Then there is the efficiency problem.
With generation and transmission losses, we get only 19 percent of the energy that was in that coal in Montana. With an EPA-approved wood stove we can get 75 percent or more of the energy that is in the wood. So by burning wood we get more heat with less carbon dioxide production (think global warming).
And, if the trees are down, as they are on my property, the wood will rot anyway, throwing off heat and CO2. All I do in the wood stove is capture that heat in the house.
That said, there are good ways to burn wood, and bad ways. I strongly suggest that anybody burning wood look at the Puget Sound Clean Air Authority web site. There is some very good information on preparing, drying, and storing wood for fuel. And it must be dry, 20 percent moisture or less, which usually means at least a year of storage.
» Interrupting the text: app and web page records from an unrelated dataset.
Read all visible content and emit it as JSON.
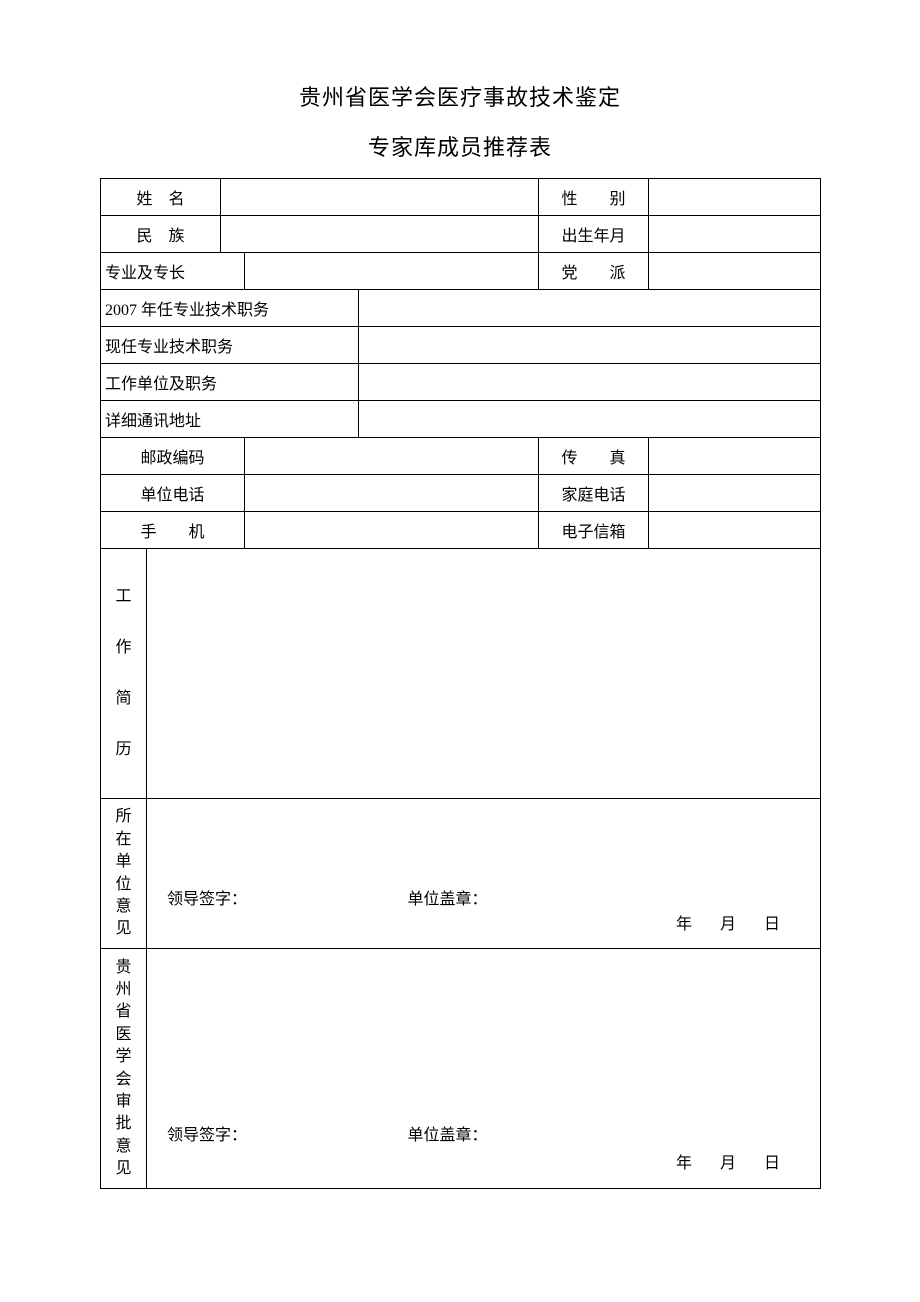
{
  "title": "贵州省医学会医疗事故技术鉴定",
  "subtitle": "专家库成员推荐表",
  "labels": {
    "name": "姓　名",
    "gender": "性　　别",
    "ethnicity": "民　族",
    "birth": "出生年月",
    "specialty": "专业及专长",
    "party": "党　　派",
    "pos2007": "2007 年任专业技术职务",
    "posNow": "现任专业技术职务",
    "workUnit": "工作单位及职务",
    "address": "详细通讯地址",
    "postcode": "邮政编码",
    "fax": "传　　真",
    "unitPhone": "单位电话",
    "homePhone": "家庭电话",
    "mobile": "手　　机",
    "email": "电子信箱",
    "resume1": "工",
    "resume2": "作",
    "resume3": "简",
    "resume4": "历",
    "unitOpinion1": "所",
    "unitOpinion2": "在",
    "unitOpinion3": "单",
    "unitOpinion4": "位",
    "unitOpinion5": "意",
    "unitOpinion6": "见",
    "assocOpinion1": "贵",
    "assocOpinion2": "州",
    "assocOpinion3": "省",
    "assocOpinion4": "医",
    "assocOpinion5": "学",
    "assocOpinion6": "会",
    "assocOpinion7": "审",
    "assocOpinion8": "批",
    "assocOpinion9": "意",
    "assocOpinion10": "见",
    "leaderSign": "领导签字：",
    "unitSeal": "单位盖章：",
    "year": "年",
    "month": "月",
    "day": "日"
  },
  "values": {
    "name": "",
    "gender": "",
    "ethnicity": "",
    "birth": "",
    "specialty": "",
    "party": "",
    "pos2007": "",
    "posNow": "",
    "workUnit": "",
    "address": "",
    "postcode": "",
    "fax": "",
    "unitPhone": "",
    "homePhone": "",
    "mobile": "",
    "email": ""
  }
}
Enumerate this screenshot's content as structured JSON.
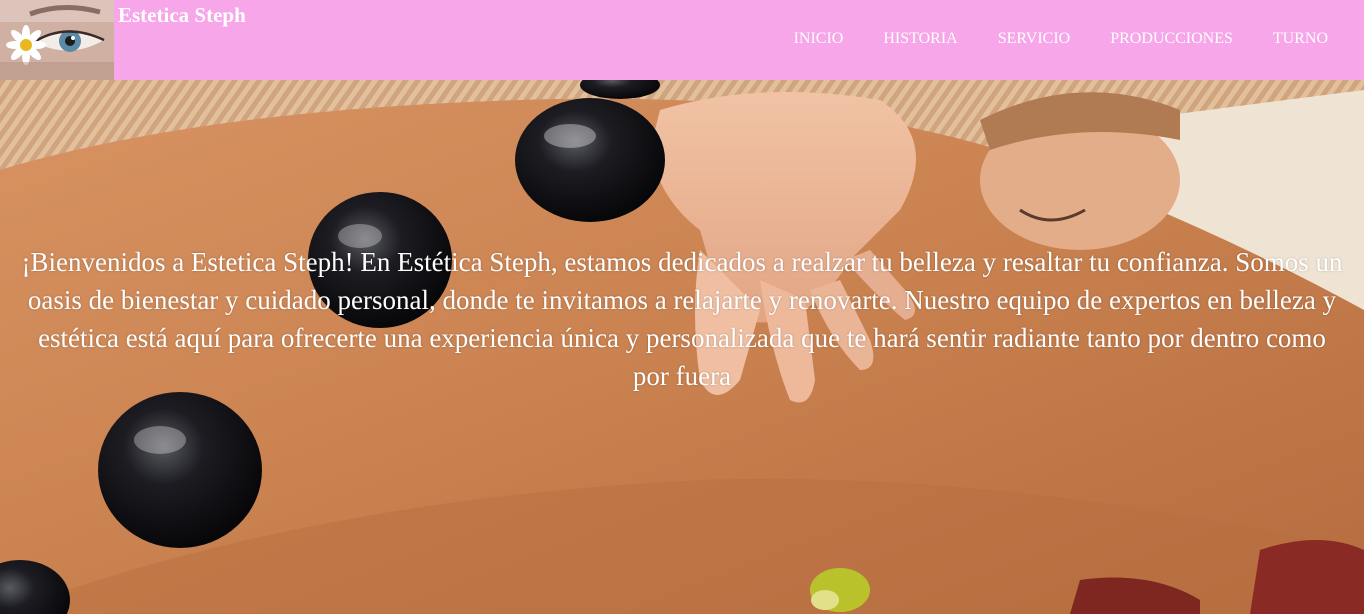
{
  "header": {
    "site_title": "Estetica Steph",
    "background_color": "#f6a6e9",
    "logo_icon": "eye-daisy-logo"
  },
  "nav": {
    "items": [
      {
        "label": "INICIO"
      },
      {
        "label": "HISTORIA"
      },
      {
        "label": "SERVICIO"
      },
      {
        "label": "PRODUCCIONES"
      },
      {
        "label": "TURNO"
      }
    ]
  },
  "hero": {
    "image_icon": "hot-stone-massage-image",
    "welcome_text": "¡Bienvenidos a Estetica Steph! En Estética Steph, estamos dedicados a realzar tu belleza y resaltar tu confianza. Somos un oasis de bienestar y cuidado personal, donde te invitamos a relajarte y renovarte. Nuestro equipo de expertos en belleza y estética está aquí para ofrecerte una experiencia única y personalizada que te hará sentir radiante tanto por dentro como por fuera"
  }
}
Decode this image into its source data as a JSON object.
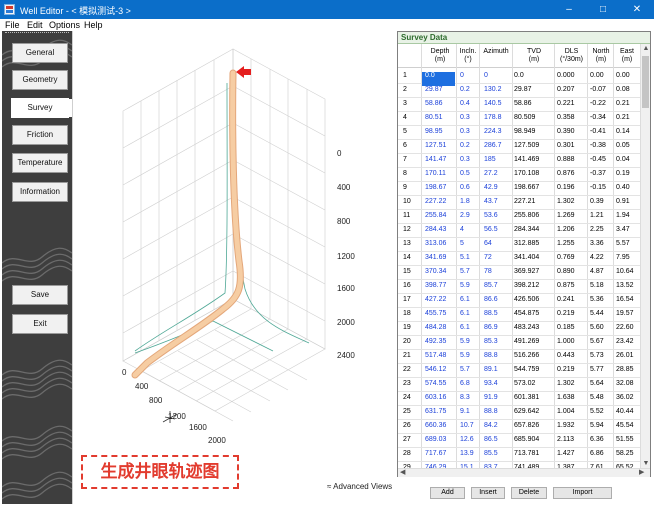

Also there is some information on burning wood. Use an EPA-listed stove (listed by make and model number on the EPA web site.) During a Stage One burn ban you cannot use a fireplace or an EPA-unlisted stove. Only in a Stage Two ban is all wood burning prohibited, unless you have no other means of heating. (All outdoor burning is prohibited in Kitsap County at all times of year.)
To burn properly you need a stove thermometer, available at the local hardware store. If your fire is too cold, you will produce smoke. If too hot, you can start a chimney fire. If just hot enough there is no smoke, and very little residue collects in the chimney. Once up to temperature, my chimney shows no visible smoke.
If you see smoke after the fire is burning well, something is wrong, and you are liable for a $1,000 fine from the clean air authority. So if you must burn wood, do it well.
If you must use electricity, get a ductless heat pump. That will give you the most heat for the least electricity. And be aware that burning propane or oil also cause carbon dioxide production, and will cost you about six times as much for fuel as the same amount of heat from a ductless heat pump.